[Though as noted elsewhere, I still have to endure my S.'s long initial indexing … another time.]

And one thing that I like much (and had asked for a decade ago in IS), the ability to have ‘collections’ of document shortcuts – precisely so I did not have to update duplicate and many other copies of the same working source text whenever I changed it.

Putting in my 2-cents worth (even in these inflated times) …
1st penny: The flatness of collections is a disappointment. (It hadn’t occurred to me as an issue before S. cuz my separate ‘collection’ folders in IS were simply that, new folders, and copying documents into them was simply select/drag. (The S. document-duplication is less simple.)
2nd penny: I don’t see making more projects helping my developing a single project – Due to the lack of cross-project searches, i’d lose the serendipity that enhances the context and depth of THE project, particularly early on.
(And re ‘early on’, even were I to have substantially different possible layouts, none are ‘secondary’, but are rather alternatives, each is a prospective ‘primary’.)

I’ve taken to doing two different workarounds:
For the likely candidate documents that are duplicated and more throughout a project, I use the yellow caution triangle item icon for them to remind me (not for the source). And I have a suitable status for finding them all.
(I’m also thinking about using another, non-default icon for the actual source working document rather than the label I use now. :unamused: )

In a ‘technical’ set of folders, I have Miscellanea folders in which I have empty documents with ‘titles’ that are simply an appropriate sign for book divider classes (Parts, Chapters, Sections …) and another ‘class’ that is a line.
(Yes, because of more ‘developed’ Collections still awaiting formalization into a ‘draft’, each of these divider class markers needs to be replicated since each single Collection can’t have more than one link to a particular item (?) – which ‘restriction’ I do otherwise appreciate, so no foul.)

[I have one Collection of Shortcuts to jump to the Misc. folders whence I click/drag dividers as I need them. (The Collection has substantially more to it than that, but that too would be for another time.)]
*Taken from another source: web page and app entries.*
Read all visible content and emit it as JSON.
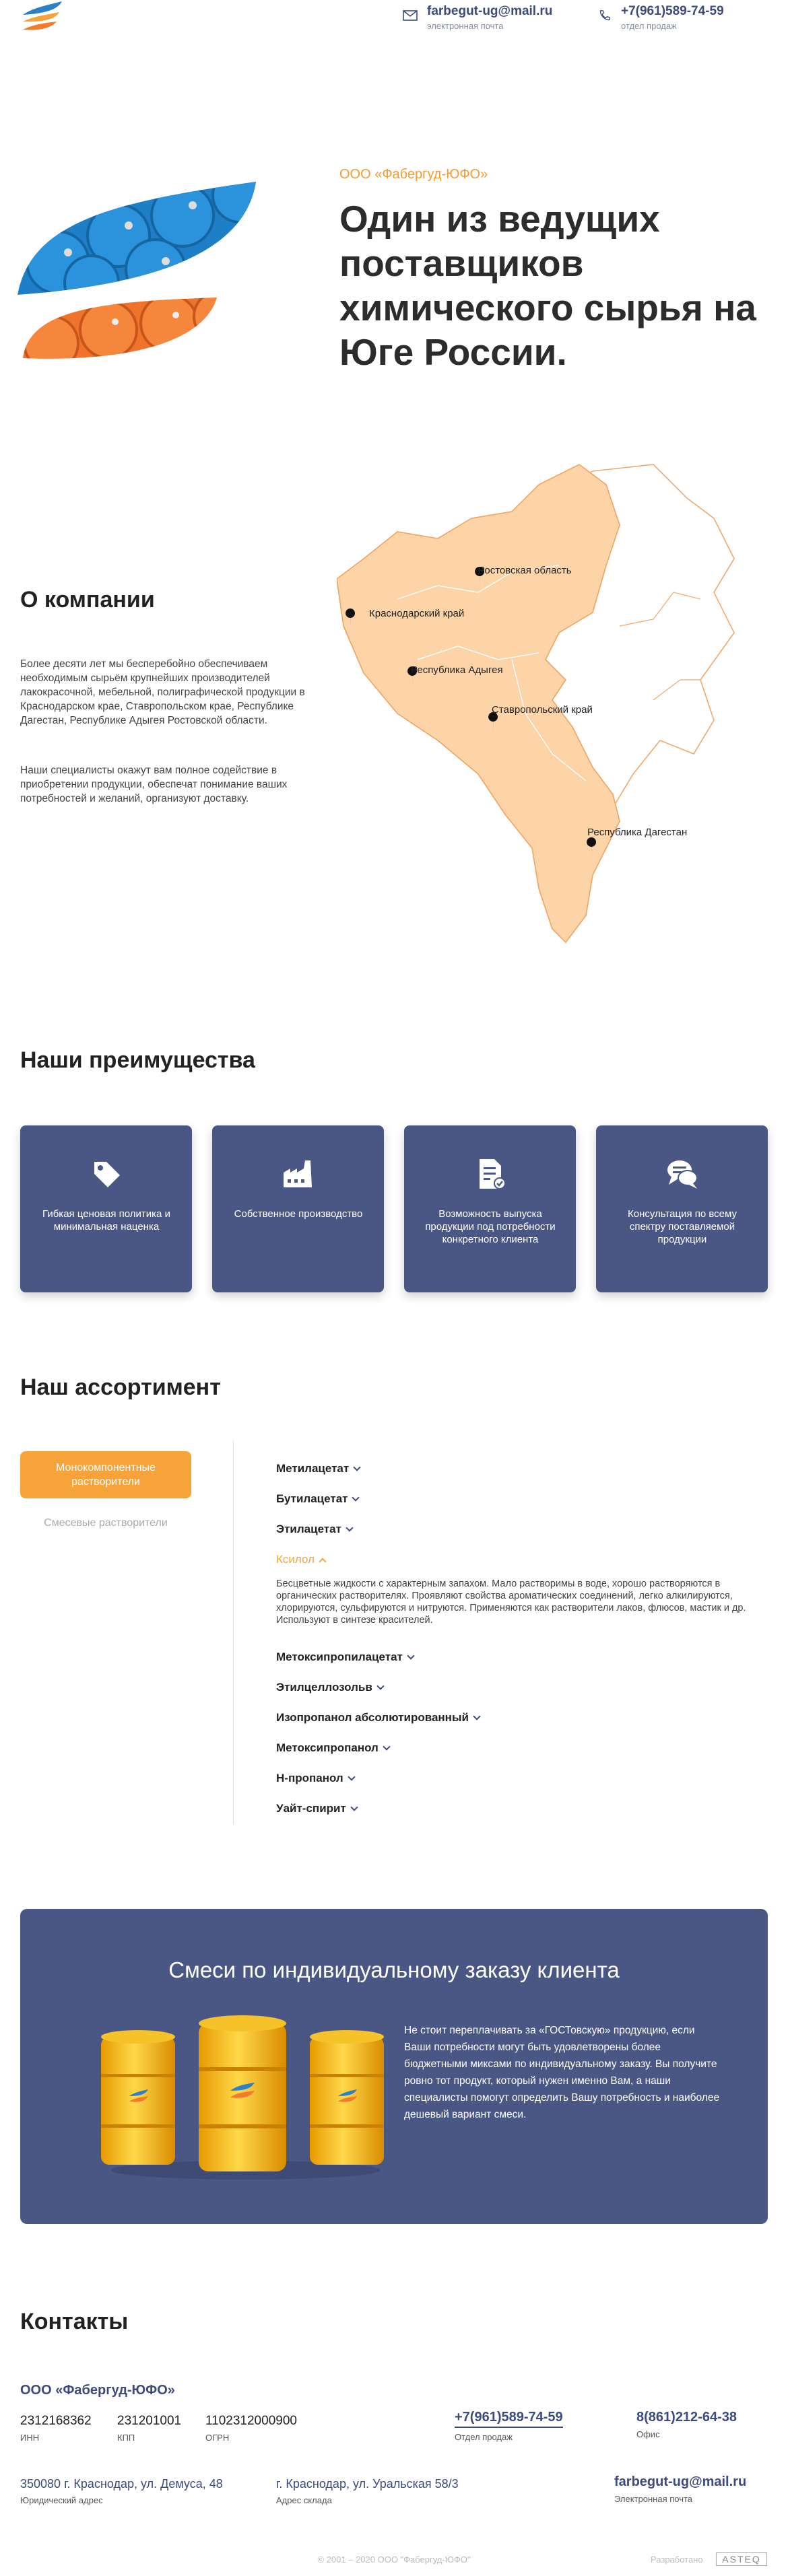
{
  "header": {
    "email": "farbegut-ug@mail.ru",
    "email_label": "электронная почта",
    "phone": "+7(961)589-74-59",
    "phone_label": "отдел продаж"
  },
  "hero": {
    "company": "ООО «Фабергуд-ЮФО»",
    "title": "Один из ведущих поставщиков химического сырья на Юге России."
  },
  "about": {
    "title": "О компании",
    "p1": "Более десяти лет мы бесперебойно обеспечиваем необходимым сырьём крупнейших производителей лакокрасочной, мебельной, полиграфической продукции в Краснодарском крае, Ставропольском крае, Республике Дагестан, Республике Адыгея Ростовской области.",
    "p2": "Наши специалисты окажут вам полное содействие в приобретении продукции, обеспечат понимание ваших потребностей и желаний, организуют доставку.",
    "map_labels": [
      "Ростовская область",
      "Краснодарский край",
      "Республика Адыгея",
      "Ставропольский край",
      "Республика Дагестан"
    ]
  },
  "advantages": {
    "title": "Наши преимущества",
    "items": [
      {
        "text": "Гибкая ценовая политика и минимальная наценка",
        "icon": "price-tag-icon"
      },
      {
        "text": "Собственное производство",
        "icon": "factory-icon"
      },
      {
        "text": "Возможность выпуска продукции под потребности конкретного клиента",
        "icon": "document-check-icon"
      },
      {
        "text": "Консультация по всему спектру поставляемой продукции",
        "icon": "chat-icon"
      }
    ]
  },
  "assortment": {
    "title": "Наш ассортимент",
    "tab_active": "Монокомпонентные растворители",
    "tab_inactive": "Смесевые растворители",
    "products": [
      "Метилацетат",
      "Бутилацетат",
      "Этилацетат",
      "Ксилол",
      "Метоксипропилацетат",
      "Этилцеллозольв",
      "Изопропанол абсолютированный",
      "Метоксипропанол",
      "Н-пропанол",
      "Уайт-спирит"
    ],
    "open_description": "Бесцветные жидкости с характерным запахом. Мало растворимы в воде, хорошо растворяются в органических растворителях. Проявляют свойства ароматических соединений, легко алкилируются, хлорируются, сульфируются и нитруются. Применяются как растворители лаков, флюсов, мастик и др. Используют в синтезе красителей."
  },
  "mix": {
    "title": "Смеси по индивидуальному заказу клиента",
    "text": "Не стоит переплачивать за «ГОСТовскую» продукцию, если Ваши потребности могут быть удовлетворены более бюджетными миксами по индивидуальному заказу. Вы получите ровно тот продукт, который нужен именно Вам, а наши специалисты помогут определить Вашу потребность и наиболее дешевый вариант смеси."
  },
  "contacts": {
    "title": "Контакты",
    "company": "ООО «Фабергуд-ЮФО»",
    "inn": "2312168362",
    "inn_label": "ИНН",
    "kpp": "231201001",
    "kpp_label": "КПП",
    "ogrn": "1102312000900",
    "ogrn_label": "ОГРН",
    "phone1": "+7(961)589-74-59",
    "phone1_label": "Отдел продаж",
    "phone2": "8(861)212-64-38",
    "phone2_label": "Офис",
    "addr1": "350080 г. Краснодар, ул. Демуса, 48",
    "addr1_label": "Юридический адрес",
    "addr2": "г. Краснодар, ул. Уральская 58/3",
    "addr2_label": "Адрес склада",
    "email": "farbegut-ug@mail.ru",
    "email_label": "Электронная почта"
  },
  "footer": {
    "copyright": "© 2001 – 2020 ООО \"Фабергуд-ЮФО\"",
    "developer": "Разработано",
    "developer_logo": "ASTEQ"
  }
}
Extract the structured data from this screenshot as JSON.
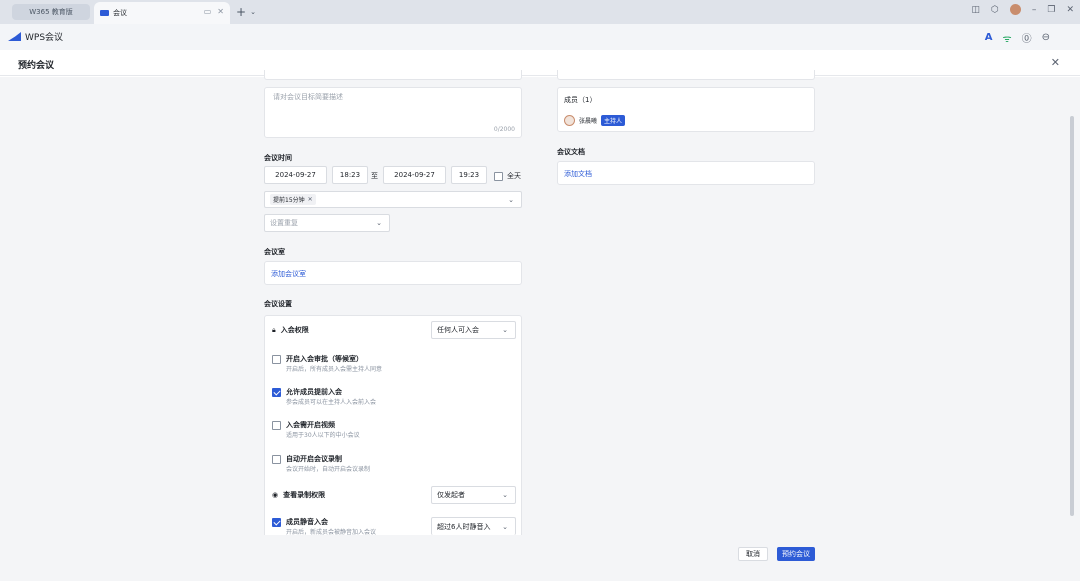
{
  "browser": {
    "tabs": [
      {
        "label": "W365 教育版"
      },
      {
        "label": "会议"
      }
    ],
    "new_tab": "+",
    "new_tab_menu": "⌄"
  },
  "app": {
    "title": "WPS会议"
  },
  "dialog": {
    "title": "预约会议",
    "close": "✕"
  },
  "description": {
    "placeholder": "请对会议目标简要描述",
    "counter": "0/2000"
  },
  "time": {
    "label": "会议时间",
    "start_date": "2024-09-27",
    "start_time": "18:23",
    "separator": "至",
    "end_date": "2024-09-27",
    "end_time": "19:23",
    "all_day": "全天",
    "all_day_checked": false,
    "reminder_tag": "提前15分钟",
    "repeat_placeholder": "设置重复"
  },
  "room": {
    "label": "会议室",
    "add": "添加会议室"
  },
  "settings": {
    "label": "会议设置",
    "join_permission": {
      "title": "入会权限",
      "value": "任何人可入会"
    },
    "items": [
      {
        "title": "开启入会审批（等候室）",
        "desc": "开启后，所有成员入会需主持人同意",
        "checked": false
      },
      {
        "title": "允许成员提前入会",
        "desc": "参会成员可以在主持人入会前入会",
        "checked": true
      },
      {
        "title": "入会需开启视频",
        "desc": "适用于30人以下的中小会议",
        "checked": false
      },
      {
        "title": "自动开启会议录制",
        "desc": "会议开始时，自动开启会议录制",
        "checked": false
      }
    ],
    "record_permission": {
      "title": "查看录制权限",
      "value": "仅发起者"
    },
    "mute": {
      "title": "成员静音入会",
      "desc": "开启后，新成员会被静音加入会议",
      "checked": true,
      "value": "超过6人时静音入"
    }
  },
  "members": {
    "label": "成员（1）",
    "name": "张晨曦",
    "badge": "主持人"
  },
  "docs": {
    "label": "会议文档",
    "add": "添加文档"
  },
  "footer": {
    "cancel": "取消",
    "submit": "预约会议"
  },
  "colors": {
    "accent": "#2d5bd6",
    "background": "#f4f5f7"
  }
}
Two cents and some footnotes … :wink:
(In my ‘perfect’ world – or at least in that nearly perfect world already represented by Scrivener 8) – outline-able Collections would be a reality.)